* _TASK TO COMPLETE_
Across the material that follows, tally each line in which "screenshot" occurs, and state the total alone.

++++++++

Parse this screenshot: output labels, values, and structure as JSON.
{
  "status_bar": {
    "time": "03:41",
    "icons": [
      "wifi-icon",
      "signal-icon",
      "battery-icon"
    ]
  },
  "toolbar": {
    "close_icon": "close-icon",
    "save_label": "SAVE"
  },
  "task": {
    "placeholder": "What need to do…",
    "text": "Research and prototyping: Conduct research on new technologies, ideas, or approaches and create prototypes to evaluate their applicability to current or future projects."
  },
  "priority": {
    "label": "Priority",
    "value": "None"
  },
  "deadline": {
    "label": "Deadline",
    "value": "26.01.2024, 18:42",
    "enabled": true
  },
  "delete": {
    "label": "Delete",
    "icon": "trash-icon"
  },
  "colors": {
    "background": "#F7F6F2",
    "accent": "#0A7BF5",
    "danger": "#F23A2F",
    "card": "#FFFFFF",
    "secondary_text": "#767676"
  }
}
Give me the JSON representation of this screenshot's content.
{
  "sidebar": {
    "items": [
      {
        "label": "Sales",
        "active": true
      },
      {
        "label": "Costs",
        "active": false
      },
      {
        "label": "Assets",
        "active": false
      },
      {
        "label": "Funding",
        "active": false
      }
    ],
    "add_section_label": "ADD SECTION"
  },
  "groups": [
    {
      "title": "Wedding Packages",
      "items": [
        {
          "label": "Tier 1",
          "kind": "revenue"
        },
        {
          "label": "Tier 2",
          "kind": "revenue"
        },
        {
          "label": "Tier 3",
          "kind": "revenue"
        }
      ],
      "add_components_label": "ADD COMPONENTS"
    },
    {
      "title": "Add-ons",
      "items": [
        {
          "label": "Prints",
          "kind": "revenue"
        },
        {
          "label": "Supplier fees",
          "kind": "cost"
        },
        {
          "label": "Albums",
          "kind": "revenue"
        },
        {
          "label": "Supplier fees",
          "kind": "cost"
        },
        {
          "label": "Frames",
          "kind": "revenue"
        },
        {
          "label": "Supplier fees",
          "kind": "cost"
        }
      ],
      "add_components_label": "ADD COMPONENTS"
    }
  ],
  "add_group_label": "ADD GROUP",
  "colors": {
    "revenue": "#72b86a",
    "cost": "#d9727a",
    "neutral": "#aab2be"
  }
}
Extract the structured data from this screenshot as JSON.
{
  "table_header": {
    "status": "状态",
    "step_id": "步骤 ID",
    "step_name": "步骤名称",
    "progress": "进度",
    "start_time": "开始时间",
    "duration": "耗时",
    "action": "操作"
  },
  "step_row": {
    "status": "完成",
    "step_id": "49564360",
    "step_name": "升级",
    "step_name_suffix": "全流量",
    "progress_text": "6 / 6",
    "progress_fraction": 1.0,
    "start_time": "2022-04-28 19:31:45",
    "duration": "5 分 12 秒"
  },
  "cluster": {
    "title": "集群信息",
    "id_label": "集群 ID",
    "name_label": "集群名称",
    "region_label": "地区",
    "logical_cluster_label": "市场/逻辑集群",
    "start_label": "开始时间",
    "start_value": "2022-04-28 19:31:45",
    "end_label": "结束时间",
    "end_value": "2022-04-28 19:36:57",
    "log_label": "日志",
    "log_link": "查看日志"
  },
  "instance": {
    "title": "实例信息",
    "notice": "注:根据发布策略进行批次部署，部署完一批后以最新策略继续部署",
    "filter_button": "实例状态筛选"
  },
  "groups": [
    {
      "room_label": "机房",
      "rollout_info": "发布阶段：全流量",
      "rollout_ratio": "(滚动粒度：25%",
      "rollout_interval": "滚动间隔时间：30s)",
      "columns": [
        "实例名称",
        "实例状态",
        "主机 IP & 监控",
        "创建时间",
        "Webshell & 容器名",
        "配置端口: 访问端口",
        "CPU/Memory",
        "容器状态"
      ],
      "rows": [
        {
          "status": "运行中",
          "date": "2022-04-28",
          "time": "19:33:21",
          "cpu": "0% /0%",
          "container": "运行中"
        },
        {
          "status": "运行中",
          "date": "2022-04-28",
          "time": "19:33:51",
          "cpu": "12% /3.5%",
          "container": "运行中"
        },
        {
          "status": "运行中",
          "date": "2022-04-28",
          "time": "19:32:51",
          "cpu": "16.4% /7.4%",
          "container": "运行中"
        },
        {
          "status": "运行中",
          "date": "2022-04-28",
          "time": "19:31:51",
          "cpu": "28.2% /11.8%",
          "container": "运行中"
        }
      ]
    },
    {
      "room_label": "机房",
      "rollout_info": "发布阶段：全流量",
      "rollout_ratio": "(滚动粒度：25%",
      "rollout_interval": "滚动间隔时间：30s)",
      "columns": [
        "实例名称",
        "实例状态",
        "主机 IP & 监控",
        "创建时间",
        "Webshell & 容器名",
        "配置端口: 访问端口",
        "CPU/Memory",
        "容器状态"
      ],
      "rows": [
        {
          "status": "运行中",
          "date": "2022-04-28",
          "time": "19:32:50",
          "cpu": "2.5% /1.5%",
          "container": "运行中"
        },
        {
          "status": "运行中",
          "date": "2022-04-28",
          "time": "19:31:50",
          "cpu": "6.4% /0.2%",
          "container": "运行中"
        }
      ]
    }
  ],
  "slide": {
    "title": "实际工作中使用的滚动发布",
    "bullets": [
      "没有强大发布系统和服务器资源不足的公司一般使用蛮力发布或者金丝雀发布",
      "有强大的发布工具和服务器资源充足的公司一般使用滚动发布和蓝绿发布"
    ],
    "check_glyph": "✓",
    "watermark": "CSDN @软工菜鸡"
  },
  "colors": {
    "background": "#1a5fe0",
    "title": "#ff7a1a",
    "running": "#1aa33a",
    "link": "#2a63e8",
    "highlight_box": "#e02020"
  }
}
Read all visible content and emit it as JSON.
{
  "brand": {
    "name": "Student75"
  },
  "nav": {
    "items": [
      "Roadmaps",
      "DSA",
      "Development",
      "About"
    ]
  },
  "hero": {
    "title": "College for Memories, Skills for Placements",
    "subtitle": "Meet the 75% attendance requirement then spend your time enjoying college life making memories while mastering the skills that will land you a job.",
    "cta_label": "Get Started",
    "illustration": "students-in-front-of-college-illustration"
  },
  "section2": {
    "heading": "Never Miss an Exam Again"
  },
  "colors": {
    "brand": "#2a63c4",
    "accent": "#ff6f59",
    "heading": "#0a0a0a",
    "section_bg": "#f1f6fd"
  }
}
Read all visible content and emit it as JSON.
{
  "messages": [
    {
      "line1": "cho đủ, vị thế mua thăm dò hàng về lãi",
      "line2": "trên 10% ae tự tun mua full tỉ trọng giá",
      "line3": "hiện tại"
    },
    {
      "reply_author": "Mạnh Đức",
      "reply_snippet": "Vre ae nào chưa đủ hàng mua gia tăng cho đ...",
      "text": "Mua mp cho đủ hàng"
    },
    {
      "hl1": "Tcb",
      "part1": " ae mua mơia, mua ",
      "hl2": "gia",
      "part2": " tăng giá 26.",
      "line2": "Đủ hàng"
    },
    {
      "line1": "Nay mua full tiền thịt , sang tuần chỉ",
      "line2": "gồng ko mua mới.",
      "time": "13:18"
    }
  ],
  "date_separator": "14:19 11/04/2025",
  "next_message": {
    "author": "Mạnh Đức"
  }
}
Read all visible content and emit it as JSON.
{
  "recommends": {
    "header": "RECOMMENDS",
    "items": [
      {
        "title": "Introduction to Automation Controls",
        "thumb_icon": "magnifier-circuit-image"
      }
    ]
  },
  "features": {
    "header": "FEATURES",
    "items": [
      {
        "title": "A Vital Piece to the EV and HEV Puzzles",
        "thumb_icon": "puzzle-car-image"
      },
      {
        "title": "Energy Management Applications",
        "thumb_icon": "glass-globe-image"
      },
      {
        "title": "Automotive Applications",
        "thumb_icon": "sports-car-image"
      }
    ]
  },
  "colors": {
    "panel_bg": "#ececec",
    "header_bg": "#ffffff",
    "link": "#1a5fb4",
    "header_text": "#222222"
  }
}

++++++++

* _WRITTEN SOLUTION_
3